Canberra Metro stands to lose between $2.8 million and $4.7 million each month Canberra's light rail project is delayed, money it will never recoup because of the way the contract is designed, ACT government officials say.
The Gungahlin to Civic rail line is scheduled to be completed in December, and both the government and the consortium has maintained they will meet that deadline despite reports of missed milestones.
However in Estimates this week, government officials said even if the tram is delayed, it is not the territory that will lose out.
Under-Treasurer David Nicol said the territory's $375 million capital contribution to the project would not be paid until operations began.
"It’s quite a significant incentive for the consortium to start operations as soon as is safe for them to do so," he said.
Availability payments each month to a total of $47 million for the first year will also be delayed until commencement.
The exact monthly payments are commercial in confidence, but they range between $2.8 million and $4.7 million a month, a government spokeswoman said.
Capital Works director of infrastructure, finance and reform David Asteraki said if completion was delayed, the consortium would never see that money.
“The end date of the contract is fixed relative to the due date for construction completion rather than actual date of construction completion so if they’re late we don’t pay those availability payments but those payments are lost forever because there’s no catch up at the end so it’s a very powerful incentive," Mr Asteraki said.
The light rail project is only the territory's second public-private partnership.

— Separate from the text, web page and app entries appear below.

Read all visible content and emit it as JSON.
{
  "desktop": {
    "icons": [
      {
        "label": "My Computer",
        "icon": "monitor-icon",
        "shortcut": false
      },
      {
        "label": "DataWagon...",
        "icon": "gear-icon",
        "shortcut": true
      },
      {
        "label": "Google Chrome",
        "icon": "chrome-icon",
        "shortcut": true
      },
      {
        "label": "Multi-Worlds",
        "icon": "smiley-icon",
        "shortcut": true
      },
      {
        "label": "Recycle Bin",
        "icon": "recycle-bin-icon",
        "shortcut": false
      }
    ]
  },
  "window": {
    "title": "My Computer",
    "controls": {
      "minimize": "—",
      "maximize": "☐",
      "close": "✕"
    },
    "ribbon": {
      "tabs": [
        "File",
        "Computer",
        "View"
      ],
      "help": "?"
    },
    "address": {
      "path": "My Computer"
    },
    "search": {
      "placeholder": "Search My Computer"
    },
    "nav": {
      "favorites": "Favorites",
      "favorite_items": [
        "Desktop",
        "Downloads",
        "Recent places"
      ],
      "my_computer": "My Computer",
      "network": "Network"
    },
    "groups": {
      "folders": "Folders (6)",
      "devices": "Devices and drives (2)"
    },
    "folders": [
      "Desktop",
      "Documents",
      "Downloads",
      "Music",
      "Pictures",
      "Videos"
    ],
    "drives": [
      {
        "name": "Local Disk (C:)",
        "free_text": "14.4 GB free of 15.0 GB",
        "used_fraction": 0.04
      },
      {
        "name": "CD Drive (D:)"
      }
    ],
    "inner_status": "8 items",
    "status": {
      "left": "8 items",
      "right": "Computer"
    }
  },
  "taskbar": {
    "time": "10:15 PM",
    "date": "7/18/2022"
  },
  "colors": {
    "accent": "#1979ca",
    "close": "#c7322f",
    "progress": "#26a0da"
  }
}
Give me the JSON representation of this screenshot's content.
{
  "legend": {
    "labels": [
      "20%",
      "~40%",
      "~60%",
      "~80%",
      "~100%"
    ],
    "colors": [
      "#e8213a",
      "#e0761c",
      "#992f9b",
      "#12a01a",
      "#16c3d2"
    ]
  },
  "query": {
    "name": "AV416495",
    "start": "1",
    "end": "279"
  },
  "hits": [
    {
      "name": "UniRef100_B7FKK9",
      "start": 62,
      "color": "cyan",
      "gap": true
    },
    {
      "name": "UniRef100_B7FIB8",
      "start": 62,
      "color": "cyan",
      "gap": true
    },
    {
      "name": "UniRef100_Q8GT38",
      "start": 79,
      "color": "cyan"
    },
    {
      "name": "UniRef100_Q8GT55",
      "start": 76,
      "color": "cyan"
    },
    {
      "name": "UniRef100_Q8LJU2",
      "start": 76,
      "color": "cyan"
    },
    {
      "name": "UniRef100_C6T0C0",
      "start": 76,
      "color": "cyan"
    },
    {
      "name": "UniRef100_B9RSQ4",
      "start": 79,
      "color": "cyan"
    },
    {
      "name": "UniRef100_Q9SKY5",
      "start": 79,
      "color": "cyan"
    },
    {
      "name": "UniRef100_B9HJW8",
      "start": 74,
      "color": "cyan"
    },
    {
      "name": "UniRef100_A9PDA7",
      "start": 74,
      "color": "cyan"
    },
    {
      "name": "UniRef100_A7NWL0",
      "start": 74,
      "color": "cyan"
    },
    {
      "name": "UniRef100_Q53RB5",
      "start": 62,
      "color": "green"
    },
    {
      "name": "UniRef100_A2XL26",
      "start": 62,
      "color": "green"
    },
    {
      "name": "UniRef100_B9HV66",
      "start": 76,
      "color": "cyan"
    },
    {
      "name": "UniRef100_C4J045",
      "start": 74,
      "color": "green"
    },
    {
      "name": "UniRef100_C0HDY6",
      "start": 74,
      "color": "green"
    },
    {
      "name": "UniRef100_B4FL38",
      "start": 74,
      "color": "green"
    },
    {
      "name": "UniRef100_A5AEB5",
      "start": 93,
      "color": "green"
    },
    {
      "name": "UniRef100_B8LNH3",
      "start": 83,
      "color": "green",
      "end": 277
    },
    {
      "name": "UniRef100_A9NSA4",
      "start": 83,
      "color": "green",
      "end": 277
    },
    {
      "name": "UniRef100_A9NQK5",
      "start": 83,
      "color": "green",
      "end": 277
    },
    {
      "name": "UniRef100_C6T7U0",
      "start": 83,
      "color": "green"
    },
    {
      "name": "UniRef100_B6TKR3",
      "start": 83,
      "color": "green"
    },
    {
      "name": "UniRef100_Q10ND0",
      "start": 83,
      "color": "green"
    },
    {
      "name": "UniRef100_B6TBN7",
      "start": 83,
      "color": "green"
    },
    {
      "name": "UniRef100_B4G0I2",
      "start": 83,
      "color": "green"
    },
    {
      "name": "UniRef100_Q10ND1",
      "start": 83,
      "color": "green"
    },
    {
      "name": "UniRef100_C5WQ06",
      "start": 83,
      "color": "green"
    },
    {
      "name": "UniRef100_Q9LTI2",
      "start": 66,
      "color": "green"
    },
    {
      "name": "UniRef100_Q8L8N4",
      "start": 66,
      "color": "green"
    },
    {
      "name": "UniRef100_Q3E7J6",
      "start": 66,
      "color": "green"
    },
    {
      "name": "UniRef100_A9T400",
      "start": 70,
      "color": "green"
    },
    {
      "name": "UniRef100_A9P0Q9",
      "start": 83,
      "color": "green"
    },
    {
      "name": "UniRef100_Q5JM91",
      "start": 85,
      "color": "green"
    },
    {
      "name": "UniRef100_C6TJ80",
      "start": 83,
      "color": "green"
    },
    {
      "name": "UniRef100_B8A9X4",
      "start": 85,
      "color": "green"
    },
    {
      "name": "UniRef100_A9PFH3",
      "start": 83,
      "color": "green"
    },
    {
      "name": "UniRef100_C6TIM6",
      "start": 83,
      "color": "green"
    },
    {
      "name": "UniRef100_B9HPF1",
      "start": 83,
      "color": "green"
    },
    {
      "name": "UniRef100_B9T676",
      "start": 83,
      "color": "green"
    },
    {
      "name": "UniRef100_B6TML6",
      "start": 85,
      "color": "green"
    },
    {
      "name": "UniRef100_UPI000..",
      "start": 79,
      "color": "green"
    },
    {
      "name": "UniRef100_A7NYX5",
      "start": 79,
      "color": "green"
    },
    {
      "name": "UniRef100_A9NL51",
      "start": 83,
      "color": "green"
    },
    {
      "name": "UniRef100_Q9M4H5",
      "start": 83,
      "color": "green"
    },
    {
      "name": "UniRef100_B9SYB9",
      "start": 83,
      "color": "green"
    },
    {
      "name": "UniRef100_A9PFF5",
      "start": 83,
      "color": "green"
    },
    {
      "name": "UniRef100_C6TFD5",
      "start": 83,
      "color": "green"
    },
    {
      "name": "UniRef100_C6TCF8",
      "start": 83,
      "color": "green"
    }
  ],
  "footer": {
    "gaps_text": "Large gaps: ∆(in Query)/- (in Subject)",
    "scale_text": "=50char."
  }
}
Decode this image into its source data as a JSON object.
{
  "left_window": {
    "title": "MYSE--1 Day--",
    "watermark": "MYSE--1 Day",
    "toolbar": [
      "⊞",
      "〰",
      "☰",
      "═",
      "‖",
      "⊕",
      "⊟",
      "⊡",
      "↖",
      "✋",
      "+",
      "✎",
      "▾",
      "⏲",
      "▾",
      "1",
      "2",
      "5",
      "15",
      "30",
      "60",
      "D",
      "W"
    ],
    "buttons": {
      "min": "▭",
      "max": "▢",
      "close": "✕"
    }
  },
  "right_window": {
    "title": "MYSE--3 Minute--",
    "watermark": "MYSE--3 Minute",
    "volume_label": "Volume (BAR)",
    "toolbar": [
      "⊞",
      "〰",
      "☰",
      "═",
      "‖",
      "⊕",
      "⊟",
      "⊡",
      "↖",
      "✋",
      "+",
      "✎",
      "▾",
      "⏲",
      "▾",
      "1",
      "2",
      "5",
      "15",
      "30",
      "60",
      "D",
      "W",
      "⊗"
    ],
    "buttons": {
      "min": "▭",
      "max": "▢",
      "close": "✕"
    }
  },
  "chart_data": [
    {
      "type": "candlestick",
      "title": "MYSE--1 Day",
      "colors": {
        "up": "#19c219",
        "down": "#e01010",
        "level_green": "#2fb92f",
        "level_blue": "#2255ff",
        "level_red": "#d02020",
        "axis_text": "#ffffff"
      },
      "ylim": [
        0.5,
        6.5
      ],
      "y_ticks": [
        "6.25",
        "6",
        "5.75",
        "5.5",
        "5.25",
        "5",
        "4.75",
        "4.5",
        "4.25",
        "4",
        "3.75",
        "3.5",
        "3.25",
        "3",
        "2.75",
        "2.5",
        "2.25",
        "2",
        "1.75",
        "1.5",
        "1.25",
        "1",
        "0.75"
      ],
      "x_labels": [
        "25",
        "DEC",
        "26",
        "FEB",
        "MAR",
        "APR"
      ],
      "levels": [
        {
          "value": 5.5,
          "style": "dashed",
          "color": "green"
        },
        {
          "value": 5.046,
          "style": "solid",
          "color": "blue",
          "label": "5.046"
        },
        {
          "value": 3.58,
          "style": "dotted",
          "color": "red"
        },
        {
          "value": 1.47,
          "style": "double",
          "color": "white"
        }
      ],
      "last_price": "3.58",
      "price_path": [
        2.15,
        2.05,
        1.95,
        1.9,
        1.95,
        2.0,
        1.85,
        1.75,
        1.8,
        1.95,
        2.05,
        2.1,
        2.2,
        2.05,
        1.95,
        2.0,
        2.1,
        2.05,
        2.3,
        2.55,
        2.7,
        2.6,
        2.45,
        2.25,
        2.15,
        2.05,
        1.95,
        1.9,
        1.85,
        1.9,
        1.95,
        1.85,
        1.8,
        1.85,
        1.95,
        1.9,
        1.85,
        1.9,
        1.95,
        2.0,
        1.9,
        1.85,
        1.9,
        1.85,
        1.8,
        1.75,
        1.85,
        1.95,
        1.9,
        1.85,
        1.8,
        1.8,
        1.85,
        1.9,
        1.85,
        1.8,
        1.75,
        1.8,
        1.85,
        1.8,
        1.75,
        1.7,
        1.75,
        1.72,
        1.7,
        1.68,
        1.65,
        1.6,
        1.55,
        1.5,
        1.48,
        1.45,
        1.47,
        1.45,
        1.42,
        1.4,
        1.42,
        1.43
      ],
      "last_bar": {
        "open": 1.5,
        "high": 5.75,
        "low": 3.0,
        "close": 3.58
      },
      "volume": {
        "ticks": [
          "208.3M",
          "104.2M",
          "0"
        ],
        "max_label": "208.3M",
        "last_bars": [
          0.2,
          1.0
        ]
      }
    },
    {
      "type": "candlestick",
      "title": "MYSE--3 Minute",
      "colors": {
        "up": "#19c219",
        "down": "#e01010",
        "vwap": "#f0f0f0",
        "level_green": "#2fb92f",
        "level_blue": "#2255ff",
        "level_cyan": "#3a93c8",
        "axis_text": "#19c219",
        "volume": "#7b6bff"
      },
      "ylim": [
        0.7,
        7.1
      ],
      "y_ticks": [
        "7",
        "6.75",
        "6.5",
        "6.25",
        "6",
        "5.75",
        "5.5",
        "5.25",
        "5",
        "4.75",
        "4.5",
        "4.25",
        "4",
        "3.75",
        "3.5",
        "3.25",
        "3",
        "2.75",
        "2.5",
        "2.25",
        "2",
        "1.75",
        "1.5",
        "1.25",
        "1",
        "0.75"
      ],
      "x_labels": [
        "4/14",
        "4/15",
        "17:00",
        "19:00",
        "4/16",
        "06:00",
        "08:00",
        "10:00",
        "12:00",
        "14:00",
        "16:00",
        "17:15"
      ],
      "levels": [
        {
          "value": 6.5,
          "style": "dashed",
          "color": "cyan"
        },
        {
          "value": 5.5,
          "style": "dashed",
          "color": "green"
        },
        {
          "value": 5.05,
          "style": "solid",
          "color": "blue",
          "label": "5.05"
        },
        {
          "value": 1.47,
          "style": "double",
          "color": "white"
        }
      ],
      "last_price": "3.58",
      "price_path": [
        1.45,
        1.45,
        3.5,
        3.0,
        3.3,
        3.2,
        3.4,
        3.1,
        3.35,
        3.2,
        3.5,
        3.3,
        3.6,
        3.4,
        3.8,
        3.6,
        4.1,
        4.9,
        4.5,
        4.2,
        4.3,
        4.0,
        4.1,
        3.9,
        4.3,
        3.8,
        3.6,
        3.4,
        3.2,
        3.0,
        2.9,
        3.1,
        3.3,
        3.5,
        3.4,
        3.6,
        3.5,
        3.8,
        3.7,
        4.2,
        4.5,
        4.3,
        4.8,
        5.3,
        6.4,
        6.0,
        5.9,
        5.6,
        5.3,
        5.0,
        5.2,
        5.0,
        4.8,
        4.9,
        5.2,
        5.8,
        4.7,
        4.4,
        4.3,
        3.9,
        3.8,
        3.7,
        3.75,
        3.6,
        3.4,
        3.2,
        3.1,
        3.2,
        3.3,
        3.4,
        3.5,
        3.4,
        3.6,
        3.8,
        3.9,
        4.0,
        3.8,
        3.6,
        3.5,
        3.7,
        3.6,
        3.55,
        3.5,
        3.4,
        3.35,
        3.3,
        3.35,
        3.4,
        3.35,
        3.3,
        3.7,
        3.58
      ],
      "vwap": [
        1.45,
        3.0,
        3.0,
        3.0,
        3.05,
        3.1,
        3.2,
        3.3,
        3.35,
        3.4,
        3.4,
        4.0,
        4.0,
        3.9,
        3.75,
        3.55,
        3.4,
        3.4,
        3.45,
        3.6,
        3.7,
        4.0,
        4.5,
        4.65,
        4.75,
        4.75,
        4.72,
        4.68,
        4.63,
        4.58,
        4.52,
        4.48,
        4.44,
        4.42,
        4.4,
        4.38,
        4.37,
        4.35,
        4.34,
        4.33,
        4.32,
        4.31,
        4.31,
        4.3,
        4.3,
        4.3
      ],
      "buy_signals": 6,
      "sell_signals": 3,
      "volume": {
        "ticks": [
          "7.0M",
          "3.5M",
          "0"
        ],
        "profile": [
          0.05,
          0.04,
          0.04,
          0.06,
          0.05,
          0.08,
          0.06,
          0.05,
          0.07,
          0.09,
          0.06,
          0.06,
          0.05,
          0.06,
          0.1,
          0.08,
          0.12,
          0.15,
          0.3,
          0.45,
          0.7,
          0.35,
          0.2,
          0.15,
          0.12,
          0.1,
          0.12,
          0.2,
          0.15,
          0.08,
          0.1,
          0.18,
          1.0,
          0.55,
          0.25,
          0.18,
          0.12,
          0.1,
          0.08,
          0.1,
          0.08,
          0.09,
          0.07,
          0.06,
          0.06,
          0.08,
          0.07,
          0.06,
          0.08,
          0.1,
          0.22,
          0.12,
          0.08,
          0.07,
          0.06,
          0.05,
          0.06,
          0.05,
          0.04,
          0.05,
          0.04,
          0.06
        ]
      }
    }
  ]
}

The first has been beset by delays.
The courts project is running nine months behind schedule, the estimates committee heard.
And while some trials may have to be moved to Queanbeyan in the interim, officials were at pains to stress the territory was not in the negative because of the delays.
The ACT saves approximately $1.16 million a month each month stage one is delayed, and $1.74 million a month for stage two.
The territory will pay for the courts over the next 25 years, and will only begin paying once construction has been completed.
However if completion is delayed by three months, the contract runs for 24 years and nine months, rather than the contracted 25 years.
The government appears to have set its eye on more public-private partnerships with the creation of the Capital Works division in February that's responsible for procuring private partners and handling transactions.
The arrangements mean large-scale infrastructure projects are largely kept off-the-books until they are handed over.
However governments across Australia will soon be forced to bring billions of dollars worth of infrastructure projects onto balance sheets, with new rules soon to be brought into force.
As it stands, the ACT records the projects as finance leases, which - in the context of light rail stage one - means the project's liabilities, cash flows and assets are not recorded, even though the project will become operational in December.
However new accounting standards will force governments to acknowledge the risks they are exposed to because of public-private partnerships.
The Pegasus report on the ACT government warned the impact of these new rules on the territory's budget balances was uncertain.
However a government spokesman said while the new rules had been discussed at the recent board of treasurers meeting, they would not be in effect for several years.